BEGIN RECORDS SHOWN

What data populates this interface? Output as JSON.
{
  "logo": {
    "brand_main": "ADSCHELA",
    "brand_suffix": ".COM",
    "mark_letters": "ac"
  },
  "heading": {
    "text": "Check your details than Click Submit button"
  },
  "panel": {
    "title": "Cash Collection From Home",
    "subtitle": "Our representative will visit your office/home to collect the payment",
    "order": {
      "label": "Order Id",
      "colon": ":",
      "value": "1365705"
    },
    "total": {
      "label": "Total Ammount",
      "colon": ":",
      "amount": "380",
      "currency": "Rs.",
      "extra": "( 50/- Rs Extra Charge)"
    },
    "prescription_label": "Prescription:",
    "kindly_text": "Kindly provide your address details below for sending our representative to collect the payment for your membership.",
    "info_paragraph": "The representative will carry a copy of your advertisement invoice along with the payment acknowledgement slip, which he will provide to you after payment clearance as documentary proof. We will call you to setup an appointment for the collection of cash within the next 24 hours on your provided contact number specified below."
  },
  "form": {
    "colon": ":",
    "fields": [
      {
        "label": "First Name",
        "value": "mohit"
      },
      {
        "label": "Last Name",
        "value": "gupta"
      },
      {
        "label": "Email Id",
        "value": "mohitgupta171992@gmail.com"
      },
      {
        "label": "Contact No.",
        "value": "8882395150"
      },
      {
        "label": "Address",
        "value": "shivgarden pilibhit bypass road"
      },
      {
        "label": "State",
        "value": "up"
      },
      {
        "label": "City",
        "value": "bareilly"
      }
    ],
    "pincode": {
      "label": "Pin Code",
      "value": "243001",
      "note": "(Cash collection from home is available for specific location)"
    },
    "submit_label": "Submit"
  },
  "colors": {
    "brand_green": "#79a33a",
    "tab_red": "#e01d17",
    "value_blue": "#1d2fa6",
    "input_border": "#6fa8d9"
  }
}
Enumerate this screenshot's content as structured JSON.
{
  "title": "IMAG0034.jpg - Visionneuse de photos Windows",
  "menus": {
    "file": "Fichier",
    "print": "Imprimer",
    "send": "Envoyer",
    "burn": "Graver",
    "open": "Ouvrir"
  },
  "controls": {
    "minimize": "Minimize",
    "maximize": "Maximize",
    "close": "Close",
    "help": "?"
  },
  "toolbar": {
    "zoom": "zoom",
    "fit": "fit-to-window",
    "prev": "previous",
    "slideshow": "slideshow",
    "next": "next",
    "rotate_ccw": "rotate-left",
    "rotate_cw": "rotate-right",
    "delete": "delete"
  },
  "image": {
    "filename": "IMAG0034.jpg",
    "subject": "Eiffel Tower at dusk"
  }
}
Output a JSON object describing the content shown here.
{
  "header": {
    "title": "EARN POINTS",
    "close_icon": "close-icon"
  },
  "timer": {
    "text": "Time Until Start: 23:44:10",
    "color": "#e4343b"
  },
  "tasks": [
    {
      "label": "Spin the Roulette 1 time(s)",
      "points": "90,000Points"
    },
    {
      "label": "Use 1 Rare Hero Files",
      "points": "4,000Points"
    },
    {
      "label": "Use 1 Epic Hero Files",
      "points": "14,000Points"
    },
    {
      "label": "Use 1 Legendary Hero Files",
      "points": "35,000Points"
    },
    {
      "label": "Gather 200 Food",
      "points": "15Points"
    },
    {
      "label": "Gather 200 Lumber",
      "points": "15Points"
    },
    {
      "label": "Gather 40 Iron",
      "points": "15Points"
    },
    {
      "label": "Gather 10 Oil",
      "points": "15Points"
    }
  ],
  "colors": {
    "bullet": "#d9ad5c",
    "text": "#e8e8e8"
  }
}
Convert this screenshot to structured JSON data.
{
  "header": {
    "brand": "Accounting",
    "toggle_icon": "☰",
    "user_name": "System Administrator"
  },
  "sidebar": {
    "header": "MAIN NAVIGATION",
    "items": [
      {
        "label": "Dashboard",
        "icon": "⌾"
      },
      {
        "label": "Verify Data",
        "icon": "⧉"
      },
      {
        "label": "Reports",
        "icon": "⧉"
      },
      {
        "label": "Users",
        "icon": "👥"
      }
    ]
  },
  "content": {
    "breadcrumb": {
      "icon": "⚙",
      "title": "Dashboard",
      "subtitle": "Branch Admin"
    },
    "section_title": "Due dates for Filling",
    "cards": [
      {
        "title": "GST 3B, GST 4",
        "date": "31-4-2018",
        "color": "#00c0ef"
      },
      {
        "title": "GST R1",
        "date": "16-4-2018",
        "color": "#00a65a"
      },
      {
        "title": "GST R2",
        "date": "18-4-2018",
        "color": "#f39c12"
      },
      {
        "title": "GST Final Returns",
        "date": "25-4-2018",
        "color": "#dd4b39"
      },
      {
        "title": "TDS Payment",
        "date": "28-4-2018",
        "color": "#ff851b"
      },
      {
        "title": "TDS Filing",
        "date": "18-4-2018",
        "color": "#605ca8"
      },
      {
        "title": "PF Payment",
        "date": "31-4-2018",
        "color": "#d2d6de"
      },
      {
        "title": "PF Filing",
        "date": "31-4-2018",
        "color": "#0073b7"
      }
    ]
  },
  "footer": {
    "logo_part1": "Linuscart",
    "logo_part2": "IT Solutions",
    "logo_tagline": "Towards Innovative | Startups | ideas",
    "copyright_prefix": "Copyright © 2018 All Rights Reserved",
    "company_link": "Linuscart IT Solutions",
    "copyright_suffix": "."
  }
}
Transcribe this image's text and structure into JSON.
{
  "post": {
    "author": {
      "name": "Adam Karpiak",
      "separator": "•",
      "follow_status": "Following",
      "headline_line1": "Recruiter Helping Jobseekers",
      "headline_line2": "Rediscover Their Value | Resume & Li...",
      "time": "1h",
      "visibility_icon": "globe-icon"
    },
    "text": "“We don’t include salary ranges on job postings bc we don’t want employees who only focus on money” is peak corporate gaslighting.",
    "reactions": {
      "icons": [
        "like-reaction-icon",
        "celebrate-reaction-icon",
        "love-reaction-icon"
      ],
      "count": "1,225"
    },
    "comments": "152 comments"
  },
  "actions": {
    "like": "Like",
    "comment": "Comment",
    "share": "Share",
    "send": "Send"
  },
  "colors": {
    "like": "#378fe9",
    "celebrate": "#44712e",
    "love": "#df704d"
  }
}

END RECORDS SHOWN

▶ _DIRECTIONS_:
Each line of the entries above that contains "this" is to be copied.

▶ _SOLUTION_:
What data populates this interface? Output as JSON.
Enumerate this screenshot's content as structured JSON.
Convert this screenshot to structured JSON data.
Transcribe this image's text and structure into JSON.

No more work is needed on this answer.